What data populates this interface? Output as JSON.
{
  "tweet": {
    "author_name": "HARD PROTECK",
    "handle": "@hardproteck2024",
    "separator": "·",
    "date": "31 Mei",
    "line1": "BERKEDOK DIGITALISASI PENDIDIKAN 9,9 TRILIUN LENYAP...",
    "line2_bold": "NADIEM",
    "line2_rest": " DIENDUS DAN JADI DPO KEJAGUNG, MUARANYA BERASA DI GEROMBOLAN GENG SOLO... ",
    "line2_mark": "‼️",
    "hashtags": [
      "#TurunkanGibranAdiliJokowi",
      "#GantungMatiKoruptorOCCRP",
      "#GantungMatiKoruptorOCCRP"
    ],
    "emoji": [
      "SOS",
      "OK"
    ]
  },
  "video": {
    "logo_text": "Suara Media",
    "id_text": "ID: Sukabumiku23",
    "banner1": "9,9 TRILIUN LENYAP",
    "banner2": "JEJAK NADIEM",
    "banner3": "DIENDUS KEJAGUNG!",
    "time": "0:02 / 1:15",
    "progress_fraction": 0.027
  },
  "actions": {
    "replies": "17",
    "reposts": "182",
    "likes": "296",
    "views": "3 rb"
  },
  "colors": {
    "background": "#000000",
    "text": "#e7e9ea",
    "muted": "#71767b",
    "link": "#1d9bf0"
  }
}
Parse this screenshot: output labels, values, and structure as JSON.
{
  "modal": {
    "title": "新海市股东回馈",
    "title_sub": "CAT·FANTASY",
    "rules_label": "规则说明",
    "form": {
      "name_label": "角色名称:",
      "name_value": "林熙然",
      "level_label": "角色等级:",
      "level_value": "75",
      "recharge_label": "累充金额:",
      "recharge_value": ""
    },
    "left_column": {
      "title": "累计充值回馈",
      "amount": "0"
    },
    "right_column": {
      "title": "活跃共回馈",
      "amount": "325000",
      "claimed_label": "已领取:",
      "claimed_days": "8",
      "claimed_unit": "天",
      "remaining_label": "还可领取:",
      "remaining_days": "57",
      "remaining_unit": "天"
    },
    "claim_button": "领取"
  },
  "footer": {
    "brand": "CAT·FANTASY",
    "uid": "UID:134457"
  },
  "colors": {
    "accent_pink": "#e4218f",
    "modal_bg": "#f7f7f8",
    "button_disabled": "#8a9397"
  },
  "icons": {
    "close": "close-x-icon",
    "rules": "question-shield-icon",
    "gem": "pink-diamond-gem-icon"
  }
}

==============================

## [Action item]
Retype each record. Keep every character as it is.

## [Task result]
What data populates this interface? Output as JSON.
{
  "tweet": {
    "author_name": "HARD PROTECK",
    "handle": "@hardproteck2024",
    "separator": "·",
    "date": "31 Mei",
    "line1": "BERKEDOK DIGITALISASI PENDIDIKAN 9,9 TRILIUN LENYAP...",
    "line2_bold": "NADIEM",
    "line2_rest": " DIENDUS DAN JADI DPO KEJAGUNG, MUARANYA BERASA DI GEROMBOLAN GENG SOLO... ",
    "line2_mark": "‼️",
    "hashtags": [
      "#TurunkanGibranAdiliJokowi",
      "#GantungMatiKoruptorOCCRP",
      "#GantungMatiKoruptorOCCRP"
    ],
    "emoji": [
      "SOS",
      "OK"
    ]
  },
  "video": {
    "logo_text": "Suara Media",
    "id_text": "ID: Sukabumiku23",
    "banner1": "9,9 TRILIUN LENYAP",
    "banner2": "JEJAK NADIEM",
    "banner3": "DIENDUS KEJAGUNG!",
    "time": "0:02 / 1:15",
    "progress_fraction": 0.027
  },
  "actions": {
    "replies": "17",
    "reposts": "182",
    "likes": "296",
    "views": "3 rb"
  },
  "colors": {
    "background": "#000000",
    "text": "#e7e9ea",
    "muted": "#71767b",
    "link": "#1d9bf0"
  }
}
Parse this screenshot: output labels, values, and structure as JSON.
{
  "modal": {
    "title": "新海市股东回馈",
    "title_sub": "CAT·FANTASY",
    "rules_label": "规则说明",
    "form": {
      "name_label": "角色名称:",
      "name_value": "林熙然",
      "level_label": "角色等级:",
      "level_value": "75",
      "recharge_label": "累充金额:",
      "recharge_value": ""
    },
    "left_column": {
      "title": "累计充值回馈",
      "amount": "0"
    },
    "right_column": {
      "title": "活跃共回馈",
      "amount": "325000",
      "claimed_label": "已领取:",
      "claimed_days": "8",
      "claimed_unit": "天",
      "remaining_label": "还可领取:",
      "remaining_days": "57",
      "remaining_unit": "天"
    },
    "claim_button": "领取"
  },
  "footer": {
    "brand": "CAT·FANTASY",
    "uid": "UID:134457"
  },
  "colors": {
    "accent_pink": "#e4218f",
    "modal_bg": "#f7f7f8",
    "button_disabled": "#8a9397"
  },
  "icons": {
    "close": "close-x-icon",
    "rules": "question-shield-icon",
    "gem": "pink-diamond-gem-icon"
  }
}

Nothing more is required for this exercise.